January 3, 1986 |
Our Stage Beaters , who assiduously beat the bushes and back alleys in search of good theater, here give us their Best of 1985 to salute 1986. The question for Equity-Waiver theatergoers has always been: Who can you trust out there? In 1985, that question remained foremost. Weeks of Waiver-watching went by this year with hardly a breath of fresh air, let alone plays that made you sit forward and listen. There were a few.
January 1, 1988 |
Enthusiasm. If stage artists don't have it and send it out, audiences won't pick it up. What audiences will drop faster than you can say "Equity Waiver" is forced, calculated enthusiasm--that byproduct of desperation that was palpable almost anywhere you looked in smaller theater this year. You could hear it approaching the box office: Love us, please . The plea is especially loud if you're a critic and the theater depends on your review.
January 23, 1987 |

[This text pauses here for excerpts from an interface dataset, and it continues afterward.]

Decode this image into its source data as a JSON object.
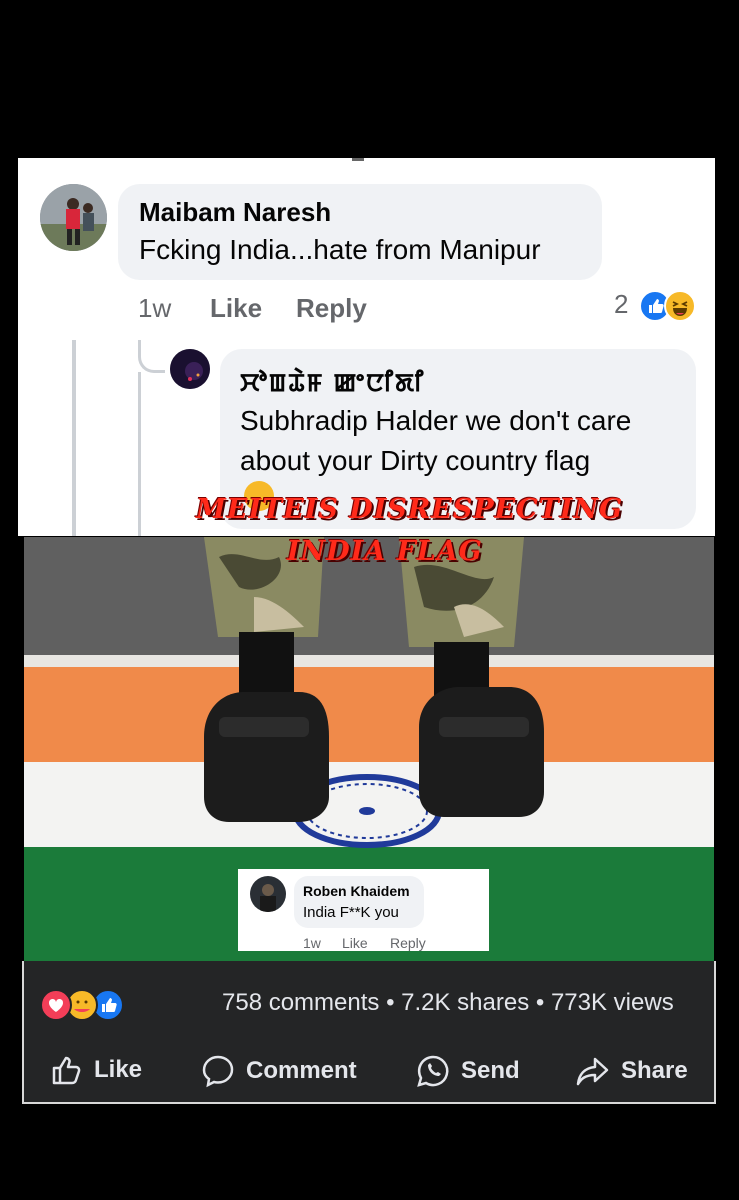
{
  "comment1": {
    "author": "Maibam Naresh",
    "text": "Fcking India...hate from Manipur",
    "time": "1w",
    "like_label": "Like",
    "reply_label": "Reply",
    "reaction_count": "2"
  },
  "reply1": {
    "author": "ꯆꯣꯡꯊꯥꯝ ꯀꯦꯅꯤꯗꯤ",
    "text_line1": "Subhradip Halder we don't care",
    "text_line2": "about your Dirty country flag"
  },
  "overlay": {
    "line1": "MEITEIS DISRESPECTING",
    "line2": "INDIA FLAG"
  },
  "embedded_comment": {
    "author": "Roben Khaidem",
    "text": "India F**K you",
    "time": "1w",
    "like_label": "Like",
    "reply_label": "Reply"
  },
  "post_stats": {
    "summary": "758 comments • 7.2K shares • 773K views"
  },
  "actions": {
    "like": "Like",
    "comment": "Comment",
    "send": "Send",
    "share": "Share"
  },
  "colors": {
    "like_blue": "#1877f2",
    "haha_yellow": "#f7b928",
    "love_red": "#f33e58",
    "overlay_red": "#ff2a1a"
  }
}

Johnny Ace, the first rock 'n' roll star for whom teen-age girls put up little altars in their bedrooms, carried the promise for other black musicians trying for a pinnacle of stardom unknown even to jazz giants. The promise lived on, past his death by Russian roulette in 1954, and haunts the characters in Martin Jones' richly evocative "West Memphis Mojo" at the International City Theatre. Johnny's been dead a year when the action begins in Teddy's Barber Shop and Records.
May 12, 1989 |
For such a resolutely non-verbal form of theater, corporeal mime tends to bring out the message-maker in its practitioners. Mime Thomas Leabhart has used the method, first developed by Etienne Decroux, for very caustic commentaries on our buy-and-sell society. Now, the Zeta Collective, led by William Fisher, is making very pointed remarks about American media and Reagan-era "news-spin" in a three-part piece, "Freedom of Information" (first work in a series titled "Myths of Freedom")